Jim had four songs featured in the Miramax motion picture Smoke Signals, which were also included on the TVT Records soundtrack. He also recorded music for Warner Bros. books on tape, Indian Killer. Not all of Jim’s songs dealt with Native American issues or Native American genres for that matter. His songs ranged from folk to country, rock and blues all while balancing his commercial and artistic sides. A music magazine said he was "a mix of folk, rock, blues, thoughtful lyrics with great guitar riffs and strong vocals".

At the time of Jim’s death, he was serving his second term on the Colville Business Council as Chairman and was standing for reelection.  He was previously the Culture Committee Chairman, Vice-Chairman of the Business Council, and Chairman of the Law & Justice Committee.

In addition to his wife Shelly, Jim Boyd is survived by his mother, Violet Boyd; brothers Lanny and Michael; sisters Pam, Luana and LaDonna; sons Joel, Dakota, Brian and Michael Carson, and daughter Stevey Seymour; nine grandchildren and one great-grandchild.

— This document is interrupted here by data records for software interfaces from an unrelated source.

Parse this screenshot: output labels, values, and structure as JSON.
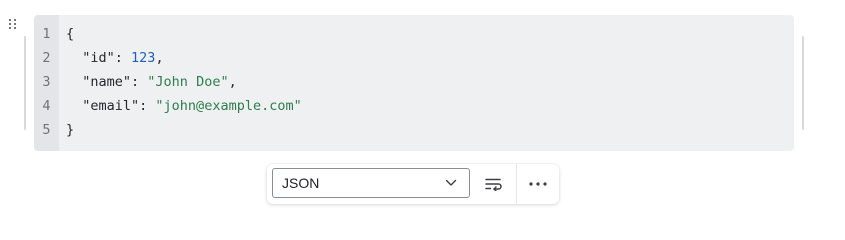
{
  "code_block": {
    "language": "JSON",
    "lines": [
      {
        "number": "1",
        "tokens": [
          {
            "t": "{",
            "k": "punc"
          }
        ]
      },
      {
        "number": "2",
        "tokens": [
          {
            "t": "  \"id\"",
            "k": "key"
          },
          {
            "t": ": ",
            "k": "punc"
          },
          {
            "t": "123",
            "k": "num"
          },
          {
            "t": ",",
            "k": "punc"
          }
        ]
      },
      {
        "number": "3",
        "tokens": [
          {
            "t": "  \"name\"",
            "k": "key"
          },
          {
            "t": ": ",
            "k": "punc"
          },
          {
            "t": "\"John Doe\"",
            "k": "str"
          },
          {
            "t": ",",
            "k": "punc"
          }
        ]
      },
      {
        "number": "4",
        "tokens": [
          {
            "t": "  \"email\"",
            "k": "key"
          },
          {
            "t": ": ",
            "k": "punc"
          },
          {
            "t": "\"john@example.com\"",
            "k": "str"
          }
        ]
      },
      {
        "number": "5",
        "tokens": [
          {
            "t": "}",
            "k": "punc"
          }
        ]
      }
    ]
  },
  "toolbar": {
    "language_value": "JSON",
    "icons": {
      "dropdown": "chevron-down-icon",
      "wrap": "wrap-lines-icon",
      "more": "more-horizontal-icon",
      "drag": "drag-handle-icon"
    }
  },
  "colors": {
    "code_bg": "#eff0f2",
    "gutter_bg": "#e4e5e8",
    "number": "#1f5fbf",
    "string": "#2e7d4f"
  }
}
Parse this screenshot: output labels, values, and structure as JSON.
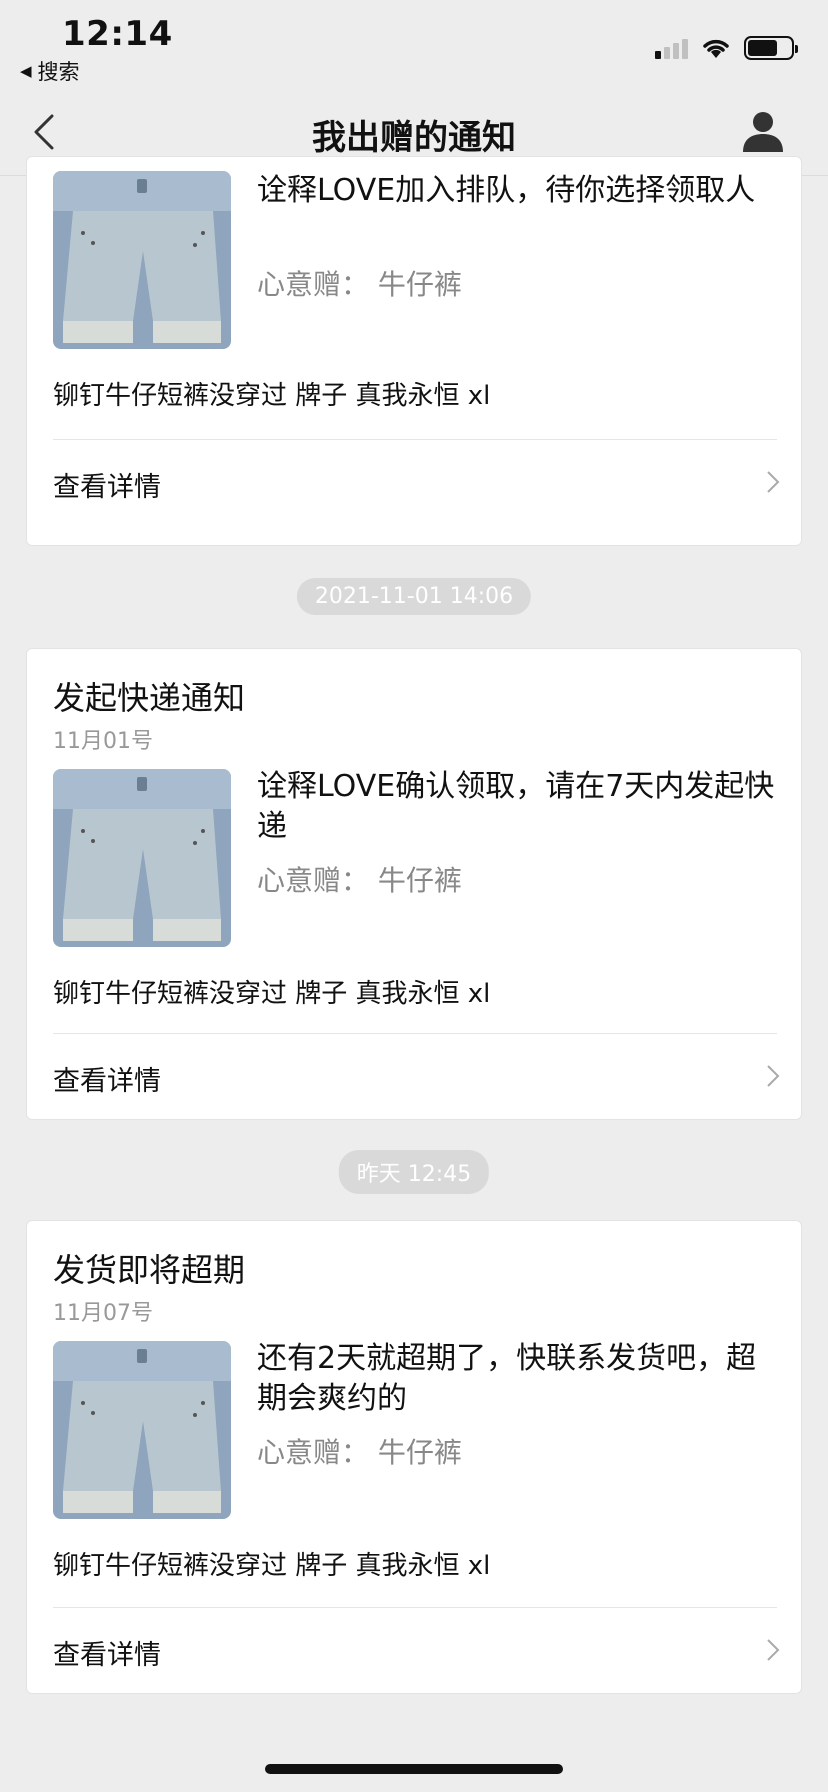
{
  "status_bar": {
    "time": "12:14",
    "back_app": "搜索"
  },
  "nav": {
    "title": "我出赠的通知"
  },
  "notifications": [
    {
      "title": "",
      "date": "",
      "message": "诠释LOVE加入排队，待你选择领取人",
      "gift": "心意赠：  牛仔裤",
      "description": "铆钉牛仔短裤没穿过 牌子 真我永恒 xl",
      "detail_label": "查看详情"
    },
    {
      "title": "发起快递通知",
      "date": "11月01号",
      "message": "诠释LOVE确认领取，请在7天内发起快递",
      "gift": "心意赠：  牛仔裤",
      "description": "铆钉牛仔短裤没穿过 牌子 真我永恒 xl",
      "detail_label": "查看详情"
    },
    {
      "title": "发货即将超期",
      "date": "11月07号",
      "message": "还有2天就超期了，快联系发货吧，超期会爽约的",
      "gift": "心意赠：  牛仔裤",
      "description": "铆钉牛仔短裤没穿过 牌子 真我永恒 xl",
      "detail_label": "查看详情"
    }
  ],
  "timestamps": [
    "2021-11-01 14:06",
    "昨天 12:45"
  ],
  "icons": {
    "back": "chevron-left-icon",
    "user": "user-icon",
    "detail": "chevron-right-icon",
    "thumbnail": "denim-shorts-image"
  },
  "colors": {
    "background": "#ededed",
    "card": "#ffffff",
    "muted_text": "#888888",
    "pill": "#d9d9d9"
  }
}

As we mourn the loss of Jim Boyd with his family, we will also celebrate the many amazing songs and recordings he has left us and the world. And wherever you may be, remember to bring out your guitars, your hand drums, your big drums, your flutes, your voices and sing Jim on his way.